Collected data:

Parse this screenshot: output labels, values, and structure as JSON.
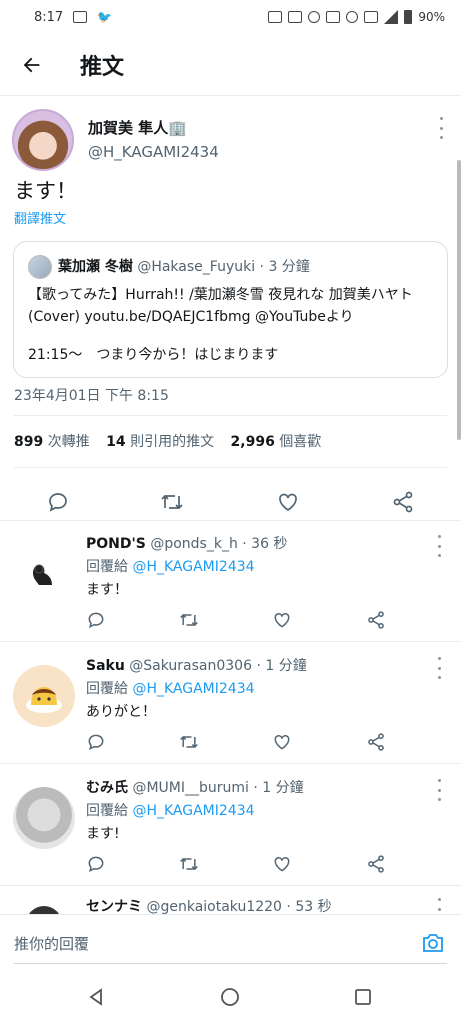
{
  "status_bar": {
    "time": "8:17",
    "battery": "90%"
  },
  "header": {
    "title": "推文",
    "back_icon": "arrow-left-icon"
  },
  "main_tweet": {
    "display_name": "加賀美 隼人🏢",
    "handle": "@H_KAGAMI2434",
    "text": "ます！",
    "translate_label": "翻譯推文",
    "quote": {
      "display_name": "葉加瀬 冬樹",
      "meta": "@Hakase_Fuyuki · 3 分鐘",
      "body": "【歌ってみた】Hurrah!! /葉加瀬冬雪 夜見れな 加賀美ハヤト(Cover) youtu.be/DQAEJC1fbmg @YouTubeより",
      "body2": "21:15〜　つまり今から！はじまります"
    },
    "timestamp": "23年4月01日 下午 8:15",
    "stats": {
      "retweets_count": "899",
      "retweets_label": "次轉推",
      "quotes_count": "14",
      "quotes_label": "則引用的推文",
      "likes_count": "2,996",
      "likes_label": "個喜歡"
    }
  },
  "replies": [
    {
      "name": "POND'S",
      "meta": "@ponds_k_h · 36 秒",
      "reply_prefix": "回覆給",
      "reply_to": "@H_KAGAMI2434",
      "text": "ます！"
    },
    {
      "name": "Saku",
      "meta": "@Sakurasan0306 · 1 分鐘",
      "reply_prefix": "回覆給",
      "reply_to": "@H_KAGAMI2434",
      "text": "ありがと！"
    },
    {
      "name": "むみ氏",
      "meta": "@MUMI__burumi · 1 分鐘",
      "reply_prefix": "回覆給",
      "reply_to": "@H_KAGAMI2434",
      "text": "ます!"
    },
    {
      "name": "センナミ",
      "meta": "@genkaiotaku1220 · 53 秒"
    }
  ],
  "composer": {
    "placeholder": "推你的回覆"
  },
  "colors": {
    "accent": "#1d9bf0",
    "muted": "#536471",
    "divider": "#e6ecf0"
  }
}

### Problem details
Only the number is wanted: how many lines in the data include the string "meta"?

### Solution to the exercise
5